## Work order
The response should contain only those lines of the entries below that include the string "icon".

───── Data for review

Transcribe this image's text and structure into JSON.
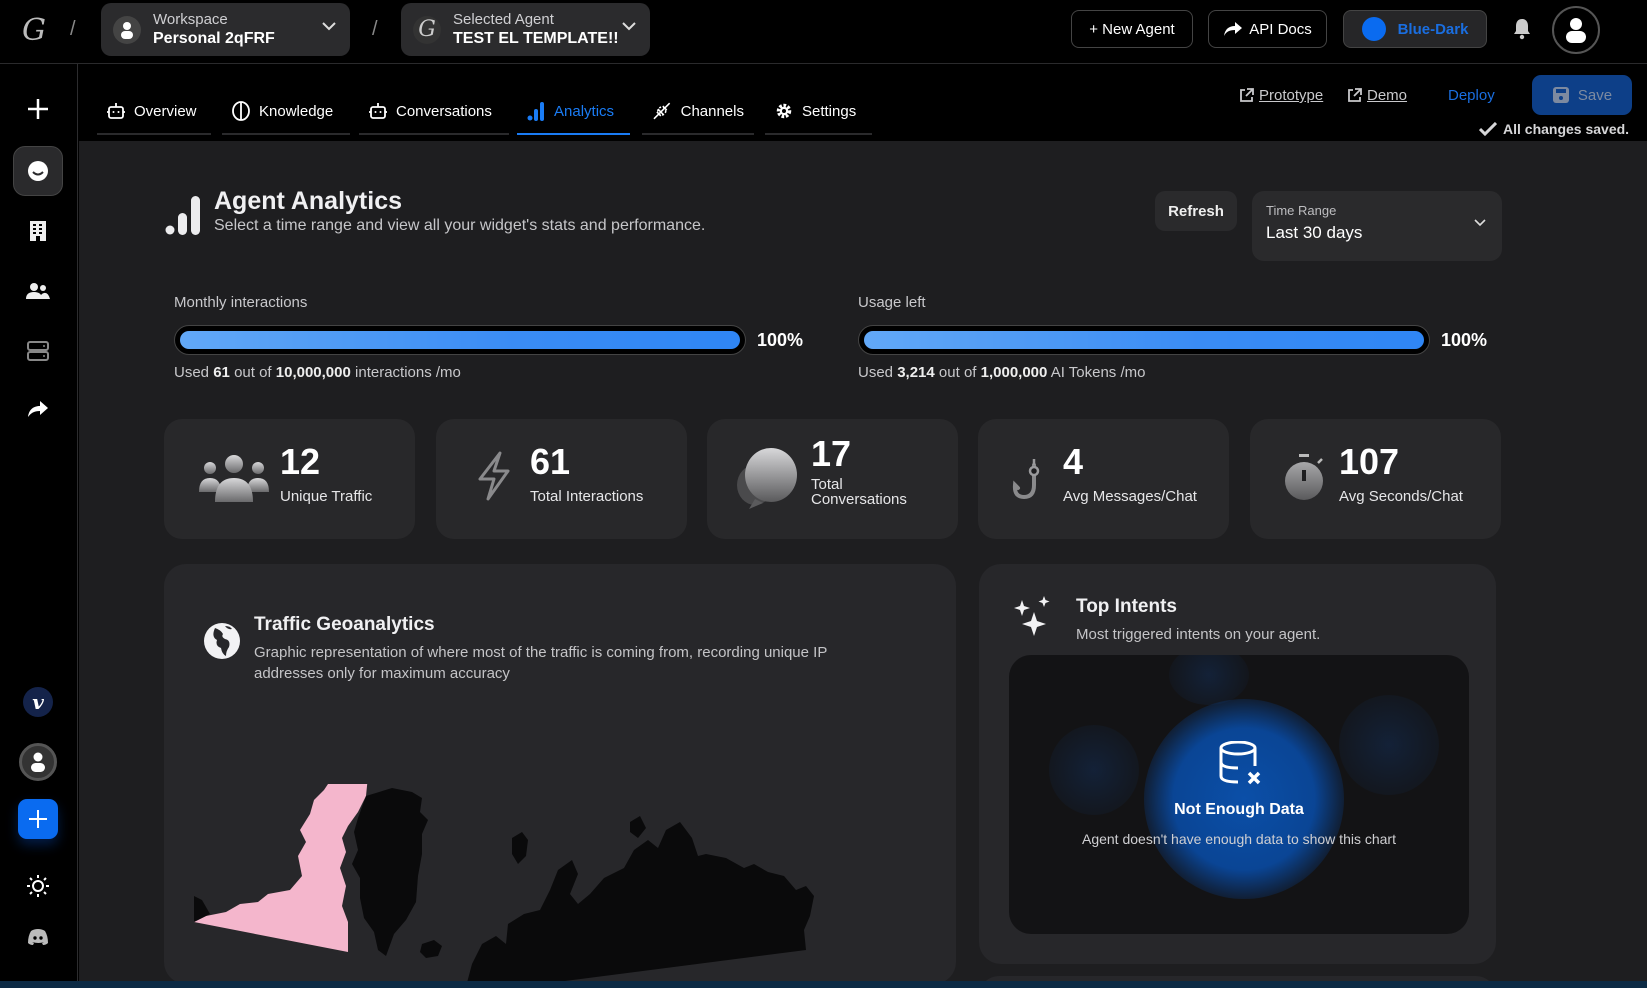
{
  "topbar": {
    "workspace_label": "Workspace",
    "workspace_value": "Personal 2qFRF",
    "agent_label": "Selected Agent",
    "agent_value": "TEST EL TEMPLATE!!",
    "new_agent": "+ New Agent",
    "api_docs": "API Docs",
    "theme": "Blue-Dark",
    "theme_color": "#0a6bf0"
  },
  "tabs": [
    {
      "label": "Overview",
      "icon": "robot-icon"
    },
    {
      "label": "Knowledge",
      "icon": "brain-icon"
    },
    {
      "label": "Conversations",
      "icon": "robot-icon"
    },
    {
      "label": "Analytics",
      "icon": "bar-chart-icon",
      "active": true
    },
    {
      "label": "Channels",
      "icon": "plug-icon"
    },
    {
      "label": "Settings",
      "icon": "gear-icon"
    }
  ],
  "actions": {
    "prototype": "Prototype",
    "demo": "Demo",
    "deploy": "Deploy",
    "save": "Save",
    "status": "All changes saved."
  },
  "header": {
    "title": "Agent Analytics",
    "subtitle": "Select a time range and view all your widget's stats and performance.",
    "refresh": "Refresh",
    "time_range_label": "Time Range",
    "time_range_value": "Last 30 days"
  },
  "usage": [
    {
      "label": "Monthly interactions",
      "percent": 100,
      "percent_text": "100%",
      "used_prefix": "Used",
      "used": "61",
      "middle": "out of",
      "total": "10,000,000",
      "unit": "interactions /mo"
    },
    {
      "label": "Usage left",
      "percent": 100,
      "percent_text": "100%",
      "used_prefix": "Used",
      "used": "3,214",
      "middle": "out of",
      "total": "1,000,000",
      "unit": "AI Tokens /mo"
    }
  ],
  "stats": [
    {
      "value": "12",
      "label": "Unique Traffic",
      "icon": "users-icon"
    },
    {
      "value": "61",
      "label": "Total Interactions",
      "icon": "lightning-icon"
    },
    {
      "value": "17",
      "label": "Total Conversations",
      "icon": "chat-bubbles-icon"
    },
    {
      "value": "4",
      "label": "Avg Messages/Chat",
      "icon": "hook-icon"
    },
    {
      "value": "107",
      "label": "Avg Seconds/Chat",
      "icon": "stopwatch-icon"
    }
  ],
  "geo": {
    "title": "Traffic Geoanalytics",
    "subtitle": "Graphic representation of where most of the traffic is coming from, recording unique IP addresses only for maximum accuracy",
    "highlight_color": "#f4b6cc"
  },
  "intents": {
    "title": "Top Intents",
    "subtitle": "Most triggered intents on your agent.",
    "empty_title": "Not Enough Data",
    "empty_sub": "Agent doesn't have enough data to show this chart"
  }
}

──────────

## Exercise answer
      "icon": "robot-icon"
      "icon": "brain-icon"
      "icon": "robot-icon"
      "icon": "bar-chart-icon",
      "icon": "plug-icon"
      "icon": "gear-icon"
      "icon": "users-icon"
      "icon": "lightning-icon"
      "icon": "chat-bubbles-icon"
      "icon": "hook-icon"
      "icon": "stopwatch-icon"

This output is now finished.